WORK ITEM
Report each line from the data below that holds the word "CSPR".

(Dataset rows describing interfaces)
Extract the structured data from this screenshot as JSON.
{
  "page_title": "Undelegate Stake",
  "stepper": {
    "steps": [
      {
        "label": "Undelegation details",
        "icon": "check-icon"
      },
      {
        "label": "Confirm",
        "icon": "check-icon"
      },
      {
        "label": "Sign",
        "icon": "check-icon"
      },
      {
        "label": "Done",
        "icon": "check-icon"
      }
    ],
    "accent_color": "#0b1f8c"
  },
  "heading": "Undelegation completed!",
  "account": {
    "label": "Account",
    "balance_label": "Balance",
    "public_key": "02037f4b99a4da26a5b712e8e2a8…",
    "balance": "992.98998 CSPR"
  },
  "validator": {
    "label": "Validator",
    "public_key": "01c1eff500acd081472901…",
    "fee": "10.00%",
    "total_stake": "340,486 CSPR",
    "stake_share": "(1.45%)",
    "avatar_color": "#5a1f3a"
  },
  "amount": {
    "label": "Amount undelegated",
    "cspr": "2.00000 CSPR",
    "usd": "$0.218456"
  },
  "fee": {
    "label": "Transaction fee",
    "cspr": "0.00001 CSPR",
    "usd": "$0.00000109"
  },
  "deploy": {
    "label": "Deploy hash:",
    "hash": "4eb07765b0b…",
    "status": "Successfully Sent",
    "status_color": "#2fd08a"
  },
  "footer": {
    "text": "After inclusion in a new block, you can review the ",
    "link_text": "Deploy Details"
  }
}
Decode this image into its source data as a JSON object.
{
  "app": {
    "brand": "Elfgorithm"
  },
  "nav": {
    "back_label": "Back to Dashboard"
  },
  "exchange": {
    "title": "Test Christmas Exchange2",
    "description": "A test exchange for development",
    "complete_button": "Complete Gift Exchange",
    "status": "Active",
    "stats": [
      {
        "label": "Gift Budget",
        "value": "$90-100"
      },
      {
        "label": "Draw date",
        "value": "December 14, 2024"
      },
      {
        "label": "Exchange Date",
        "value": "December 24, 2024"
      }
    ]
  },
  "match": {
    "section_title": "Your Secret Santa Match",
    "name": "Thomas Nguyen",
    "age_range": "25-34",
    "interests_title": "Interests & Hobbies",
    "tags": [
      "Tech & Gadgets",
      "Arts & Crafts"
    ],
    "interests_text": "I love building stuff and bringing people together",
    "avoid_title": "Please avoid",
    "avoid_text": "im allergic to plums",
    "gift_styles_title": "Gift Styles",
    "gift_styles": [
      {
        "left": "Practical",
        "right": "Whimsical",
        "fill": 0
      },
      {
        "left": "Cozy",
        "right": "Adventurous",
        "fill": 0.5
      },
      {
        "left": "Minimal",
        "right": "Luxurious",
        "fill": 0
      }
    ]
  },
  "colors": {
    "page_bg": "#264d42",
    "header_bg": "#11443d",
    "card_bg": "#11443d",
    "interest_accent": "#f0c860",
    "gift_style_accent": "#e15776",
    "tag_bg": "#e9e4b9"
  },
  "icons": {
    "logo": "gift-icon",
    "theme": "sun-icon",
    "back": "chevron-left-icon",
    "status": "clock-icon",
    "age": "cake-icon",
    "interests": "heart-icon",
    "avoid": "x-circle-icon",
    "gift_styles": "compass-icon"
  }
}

REPLY
    "balance": "992.98998 CSPR"
    "total_stake": "340,486 CSPR",
    "cspr": "2.00000 CSPR",
    "cspr": "0.00001 CSPR",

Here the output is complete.